Altuzarra isn't quite a household name — at least not yet.

But that's part of the appeal for Target, which is rolling out a special collection from Joseph Altuzarra, a 31-year-old darling of the fashion world, in stores and online Sunday morning.

The company's partnerships with designers don't have the same novelty today that they did when it started them more than a decade ago. Since then, Target has done more than a hundred of them. So how does the Minneapolis-based retailer keep them fresh?

"Part of it is our ability to tap designers when they are reaching one of the pinnacles — one of the first pinnacles in some cases — of their career," said Jeff Jones, Target's chief marketing officer.

The timing in this case has been fortuitous. Altuzarra, who launched his own label six years ago, recently received the Council of Fashion Designers of America's Womenswear Designer of the Year Award.

Meanwhile, many of Target's competitors tend to partner with more well-known, established designers. H&M, for example, has teamed up with names such as Versace and Karl Lagerfeld in the past and is working with Alexander Wang for an upcoming collection. And Kohl's has joined forced with the likes of Vera Wang and Catherine Malandrino.

Some of Target's other recent collaborations have also been with names that were not widely known, such as Prabal Gurung, Phillip Lim and most recently, Peter Pilotto.

The collaborations are not just about driving sales for Target.

"It is to demonstrate the style credibility of the brand," said Jones. "When people line up, of course we're thrilled. But that's not why we do them."

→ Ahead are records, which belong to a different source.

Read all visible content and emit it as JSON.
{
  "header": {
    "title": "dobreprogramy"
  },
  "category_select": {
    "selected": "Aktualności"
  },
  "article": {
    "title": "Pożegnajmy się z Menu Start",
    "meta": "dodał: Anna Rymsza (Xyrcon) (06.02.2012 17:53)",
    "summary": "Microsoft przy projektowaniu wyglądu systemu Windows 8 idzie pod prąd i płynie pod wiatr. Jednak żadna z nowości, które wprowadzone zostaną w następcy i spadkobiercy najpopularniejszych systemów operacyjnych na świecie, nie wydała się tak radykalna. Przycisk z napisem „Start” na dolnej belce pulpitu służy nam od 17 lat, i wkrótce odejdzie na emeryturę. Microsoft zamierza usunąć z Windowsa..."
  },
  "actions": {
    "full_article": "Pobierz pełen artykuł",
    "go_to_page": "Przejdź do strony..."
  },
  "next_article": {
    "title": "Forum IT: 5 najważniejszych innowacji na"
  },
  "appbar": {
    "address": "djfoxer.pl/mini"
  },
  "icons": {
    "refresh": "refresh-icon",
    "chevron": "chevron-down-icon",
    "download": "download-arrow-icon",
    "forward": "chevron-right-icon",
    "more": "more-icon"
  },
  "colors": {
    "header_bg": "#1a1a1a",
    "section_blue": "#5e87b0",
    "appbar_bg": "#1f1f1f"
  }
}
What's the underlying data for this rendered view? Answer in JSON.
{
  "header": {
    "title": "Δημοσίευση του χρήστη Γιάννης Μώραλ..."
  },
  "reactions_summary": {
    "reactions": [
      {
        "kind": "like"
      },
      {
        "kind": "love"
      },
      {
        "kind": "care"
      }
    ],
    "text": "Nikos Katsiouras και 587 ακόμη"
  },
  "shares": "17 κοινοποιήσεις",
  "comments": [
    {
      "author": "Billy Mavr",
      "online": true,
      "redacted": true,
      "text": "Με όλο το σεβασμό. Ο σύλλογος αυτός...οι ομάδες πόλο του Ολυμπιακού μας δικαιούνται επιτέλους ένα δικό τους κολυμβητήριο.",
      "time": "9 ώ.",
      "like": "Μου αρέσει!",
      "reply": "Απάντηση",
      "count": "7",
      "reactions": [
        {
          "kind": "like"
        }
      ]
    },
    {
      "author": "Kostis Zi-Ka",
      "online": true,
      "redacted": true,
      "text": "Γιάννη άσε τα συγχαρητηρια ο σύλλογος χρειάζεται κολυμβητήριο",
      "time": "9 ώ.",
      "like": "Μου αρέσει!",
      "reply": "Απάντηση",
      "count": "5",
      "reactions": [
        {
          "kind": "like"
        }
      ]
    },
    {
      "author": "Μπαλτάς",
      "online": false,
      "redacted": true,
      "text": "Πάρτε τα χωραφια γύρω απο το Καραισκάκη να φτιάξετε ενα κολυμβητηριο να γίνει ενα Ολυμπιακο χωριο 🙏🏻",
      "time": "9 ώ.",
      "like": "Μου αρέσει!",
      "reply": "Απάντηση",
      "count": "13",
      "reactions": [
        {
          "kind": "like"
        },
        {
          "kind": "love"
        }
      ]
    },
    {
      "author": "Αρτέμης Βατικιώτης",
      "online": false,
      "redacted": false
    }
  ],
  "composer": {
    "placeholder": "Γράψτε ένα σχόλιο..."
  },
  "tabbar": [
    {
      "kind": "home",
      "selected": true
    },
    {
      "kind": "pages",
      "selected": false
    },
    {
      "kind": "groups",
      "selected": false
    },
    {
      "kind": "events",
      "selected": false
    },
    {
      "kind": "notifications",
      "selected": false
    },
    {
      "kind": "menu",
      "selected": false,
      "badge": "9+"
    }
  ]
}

That's also one of the reasons Target once again teamed up with, a luxury fashion website, to sell certain pieces of the collection. Not only will Net-A-Porter make the merchandise available to a global audience, it will also put Target in the "bull's-eye of the fashion world," Jones said.

The Altuzarra for Target collection, which includes moody red velvet and python prints, has drawn second looks for its sophisticated, sexy line of dresses, skirts, and trenchcoats.

Under the leadership of Target's new CEO, designer partnerships such as this one are poised to get even more attention as the retailer tries to restore a reputation damaged by last year's data breach and other difficulties.

Brian Cornell, who took over last month, told employees at an annual meeting last week that he wants Target to "be cool again" by honing in on categories such as apparel and home to be more of a style authority.

Cornell was on hand for the glitzy launch party for the Altuzarra for Target line in New York earlier this month. The event featured floating flower cocktails and a dramatically lit space with a canopy of sparkling lights overhead. Celebrities such as Naomi Watts, Keri Russell and Ivanka Trump stopped in.

Cornell said last week that he was struck by how often he saw people shopping the rack of clothes at the event and exclaiming surprise at the prices. "This is only $48? Wow!" he said.

The items in the collection sell for between $17.99 and $89.99. By comparison, Altuzarra's regular designer line starts around $900.

While it's always tricky to anticipate how well these designer collections will do, there's not a lot of risk if these collaborations don't end up being hits, said Carol Spieckerman, a retail consultant with Newmarketbuilders. After all, they take up a small portion of the overall apparel sales floor in a Target store.

"They're not necessarily make it or break it events," she said. "They are more about marketing plays perhaps more so than sales generators."

But a designer collaboration that does not go very well can hurt in another way. Target's Missoni collection in 2011 quickly sold out and its website crashed. The following year, Target's much-hyped holiday collaboration with Neiman Marcus fell flat, leading to a drastic markdown in prices.

Jones said shoppers' frustrations with its limited Missoni supplies led it to overcorrect the next year, leading to the stumble with the Neiman Marcus collaboration. Since then, the retailer has worked on getting inventory levels right.

Another crucial variable is timing. In the case of Altuzarra for Target, Jones thinks the timing is just right with the collection hitting stores at the beginning of the fall, when many women refresh their wardrobes.

Spieckerman noted that the line is more a more dramatic look than many of Target's more everyday offerings.

"Target has this shiny, happy persona and [Altuzarra] is a little more urbane and dark compared to some of the other collections that have been a little more whimsical," she said.

But she said that could be a good thing in reaching out to a different audience and not just honing in on millennials as many retailers are doing these days.

"This gives a little more eye candy to their more mature customers," she said.

Kavita Kumar • 612-673-4113